There's still one more thing we need to sort out, in fashion. At some point in the timeline of high-end creativity, the fashion establishment declared that the golden age of streetwear was over and done. Fortunately, or not, it seems like this prediction hasn’t come true and there is currently an ode to streetwear raising from everywhere: from Virgil Abloh's latest collection for Louis Vuitton menswear to the deal between Aimé Leon Dore and Lvmh, through to Nigo's debut at Kenzo and, in a way, even from the Gmbh duo’s new chapter at Trussardi. Then how can we forget Matthew William's new path at Givenchy - by the way, when's his first haute couture collection coming up? - or the more recent appointment of Rhuigi Villaseñor as creative director of the Swiss brand Bally, whose first collection will be shown during the spring/summer 2023 presentations.
Streetwear is dead
Going back in time, it was the King Midas of luxury streetwear, Virgil Abloh, who made this kind of prediction at the end of 2019 during an interview with Emma Hope Allwood of Dazed, using words that resonated like a very bad omen. "What do you think will happen to the idea of streetwear in the 2020s?" was the question. Straight to the point was Abloh's answer: “Wow. I would definitely say it's gonna die, you know? Like, its time will be up. In my mind, how many more t-shirts can we own, how many more hoodies, how many trainers?" Oh, my gosh. Amazingly, one of the most interesting and weirdest aspects of fashion is that it often contradicts itself in order to evolve and step up. And under the shield of a magical concept like "reinterpretation," fashion doesn't contradict itself at all, actually. Why do I say that? After a short time, Abloh, in charge of the creative direction of Louis Vuitton menswear collections until his passing, launched a collaboration with Nigo, the DJ and creator behind a streetwear cult brand named Bape-A Bathing Ape. So, Virgil Abloh spoke to Nicole Phelps of Vogue, referring to his earlier interview: "I didn't say it to be polarising. I think that in the context of this conversation with Nigo – if you speak to anyone that's been in streetwear for the last 15 years – it's always had this sort of nine lives, dying and coming back, and dying and coming back," said the designer. "Partially what I meant that "it will die" is that new things like tailoring from guys like Nigo and me will be born from the regeneration of it.” And so it was.
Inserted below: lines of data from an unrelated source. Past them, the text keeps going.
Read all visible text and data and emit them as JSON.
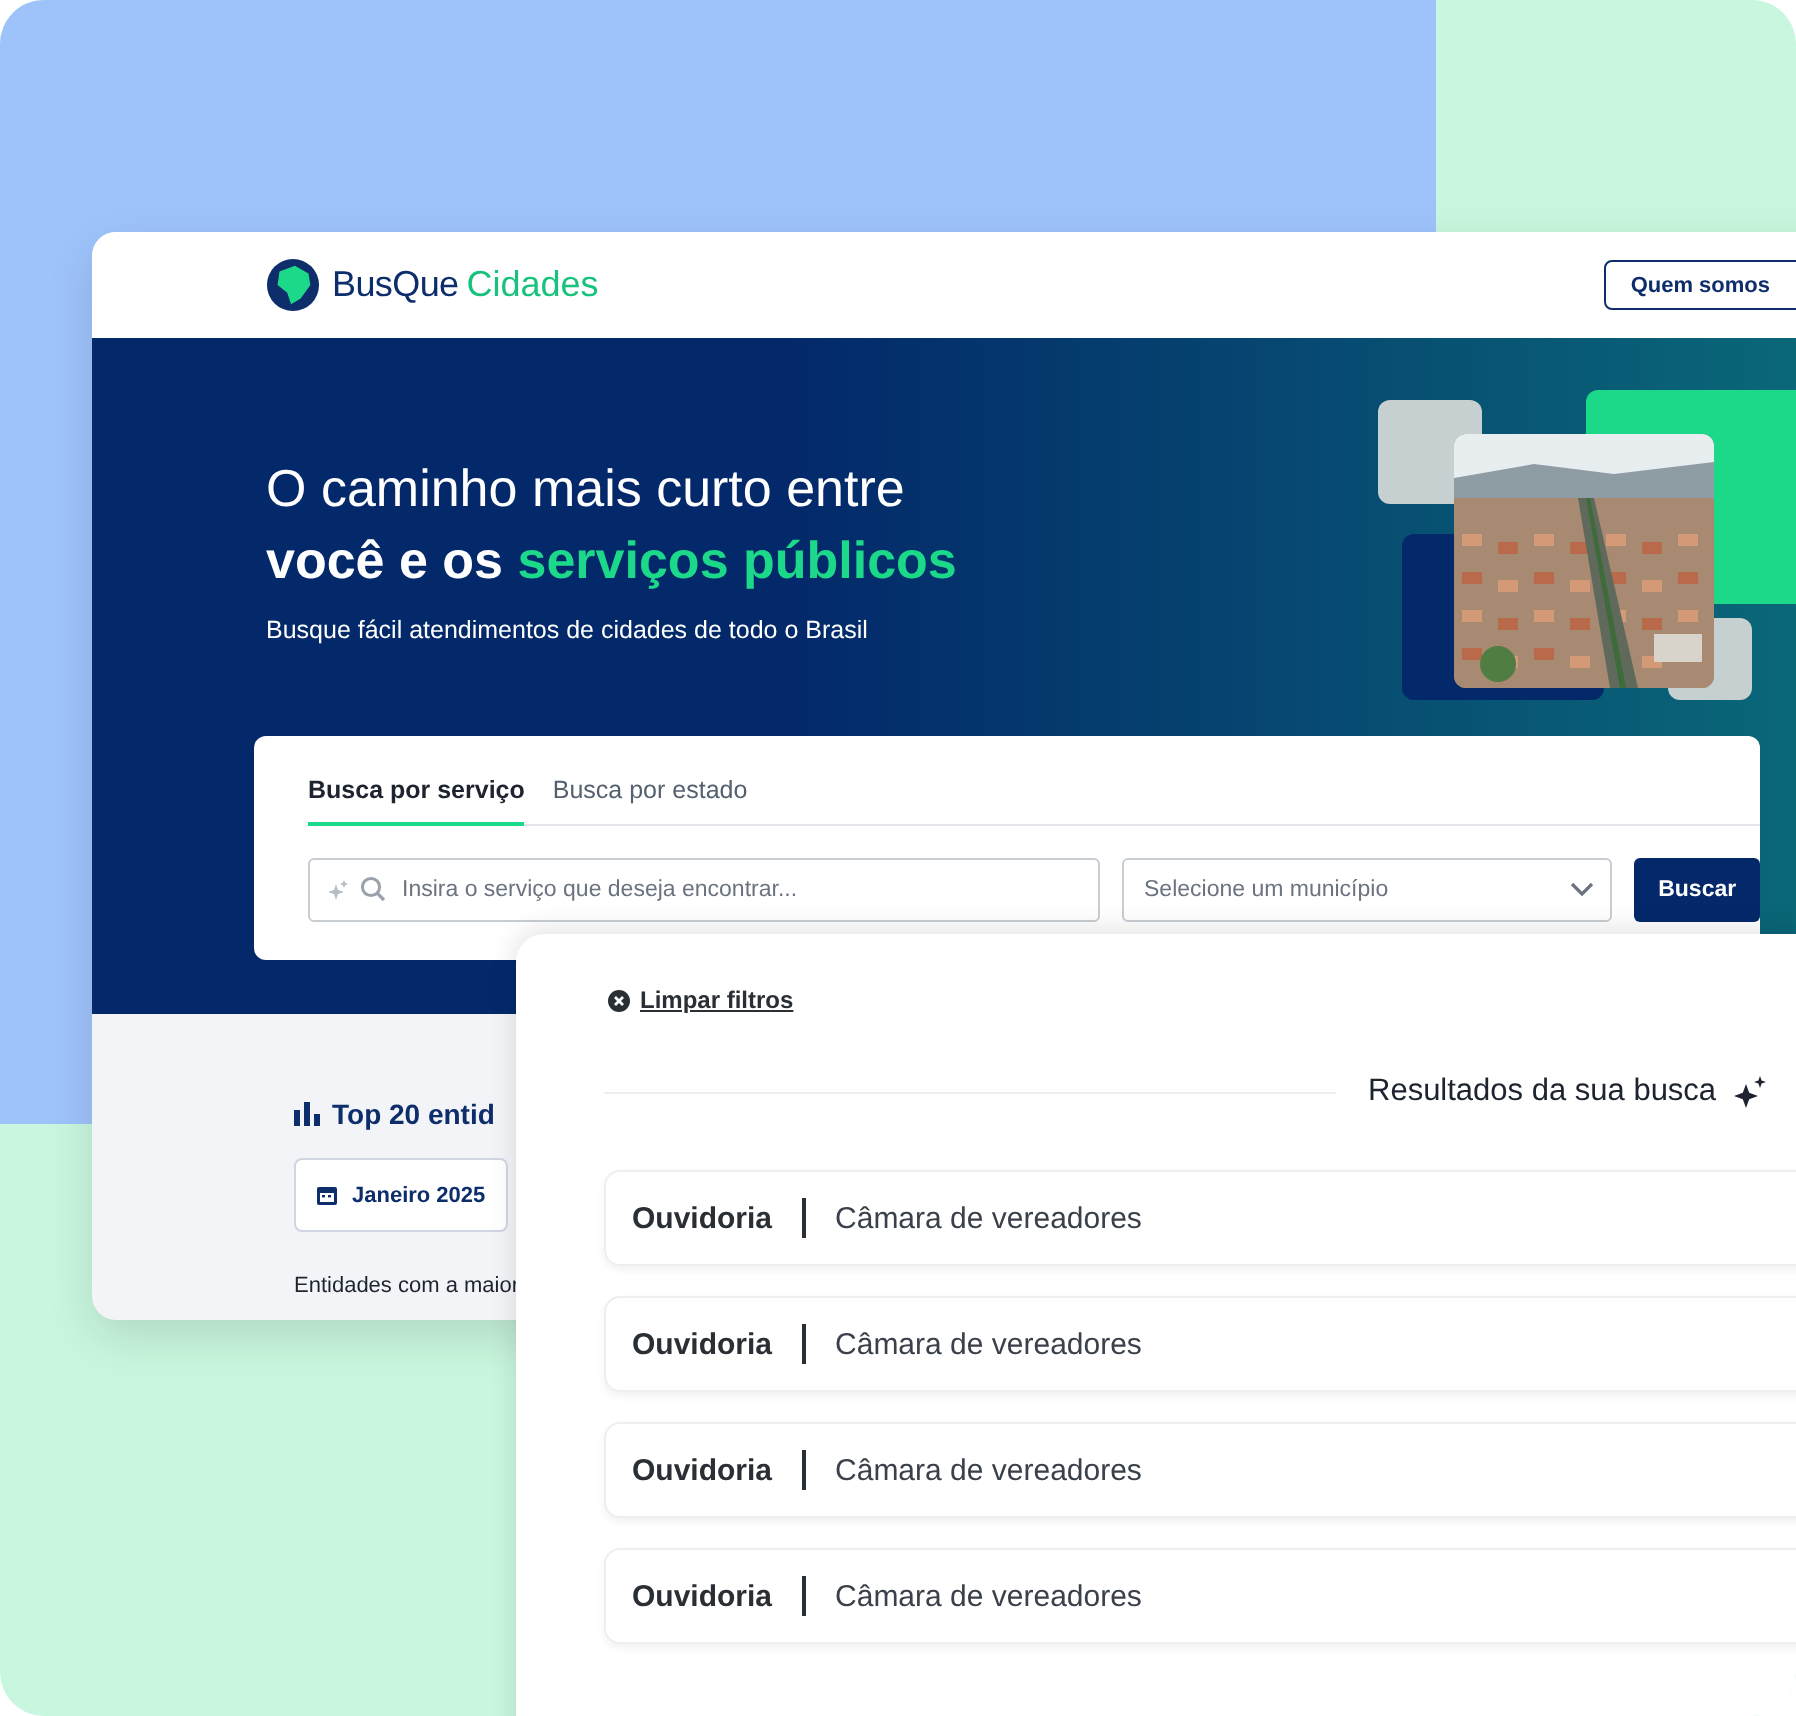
{
  "header": {
    "logo": {
      "brand_first": "BusQue",
      "brand_second": "Cidades"
    },
    "nav_button": "Quem somos"
  },
  "hero": {
    "title_line1": "O caminho mais curto entre",
    "title_line2_start": "você e os",
    "title_line2_highlight": "serviços públicos",
    "subtitle": "Busque fácil atendimentos de cidades de todo o Brasil"
  },
  "search": {
    "tabs": [
      {
        "label": "Busca por serviço",
        "selected": true
      },
      {
        "label": "Busca por estado",
        "selected": false
      }
    ],
    "service_field": {
      "placeholder": "Insira o serviço que deseja encontrar..."
    },
    "city_select": {
      "placeholder": "Selecione um município"
    },
    "submit": "Buscar"
  },
  "ranking": {
    "title": "Top 20 entid",
    "month_button": "Janeiro 2025",
    "caption": "Entidades com a maior"
  },
  "results_panel": {
    "clear_filters": "Limpar filtros",
    "heading": "Resultados da sua busca",
    "results": [
      {
        "service": "Ouvidoria",
        "entity": "Câmara de vereadores"
      },
      {
        "service": "Ouvidoria",
        "entity": "Câmara de vereadores"
      },
      {
        "service": "Ouvidoria",
        "entity": "Câmara de vereadores"
      },
      {
        "service": "Ouvidoria",
        "entity": "Câmara de vereadores"
      }
    ]
  }
}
Long live streetwear
Virgil Abloh's latest runway show for Louis Vuitton was imbued with streetwear. Actually, it was kind of Abloh’s creative testament who also gave a path to follow for the future of the LV maison – Vuitton CEO Michel Burke declared that the appointment of a successor would take time, ndr. Moreover, a few days after that catwalk, Nigo – who had continued to collaborate with LV on a second LV2 collection launched in 2021 – showed his first f-w 22/23 collection for Kenzo, another brand in the LVMH portfolio. A star-studded audience cheered and applauded for the founder of Bape: from Pharrell Williams to Dr. Woo, Gunna, Pusha T, Tyler, The Creator and Kanye West accompanied by Julia Fox. Another goal for Lvmh – although it was much questioned in terms of design… but hey, according to Tagwalk, Kenzo is now the first name in the designer's global ranking based on the average traffic from 14/01 to 27/01: not bad at all. To be fair, the spotlight was already on LVMH's renewed streetwear spirit: last year the company raised its stake in Off-White LLC, the trademark owner of Abloh's Off-White brand, to 60 percent. Moreover, a few days before Nigo’s first show at Kenzo, the group acquired a minority stake in Teddy Santis' streetwear label, Aimé Leon Dore. And on the same day, Bally appointed Rhude founder Rhuigi Villaseñor as its new creative director. To quote the late Virgil Abloh, which of the nine lives of streetwear have we come into? And what will this new life be like without Abloh as its leader?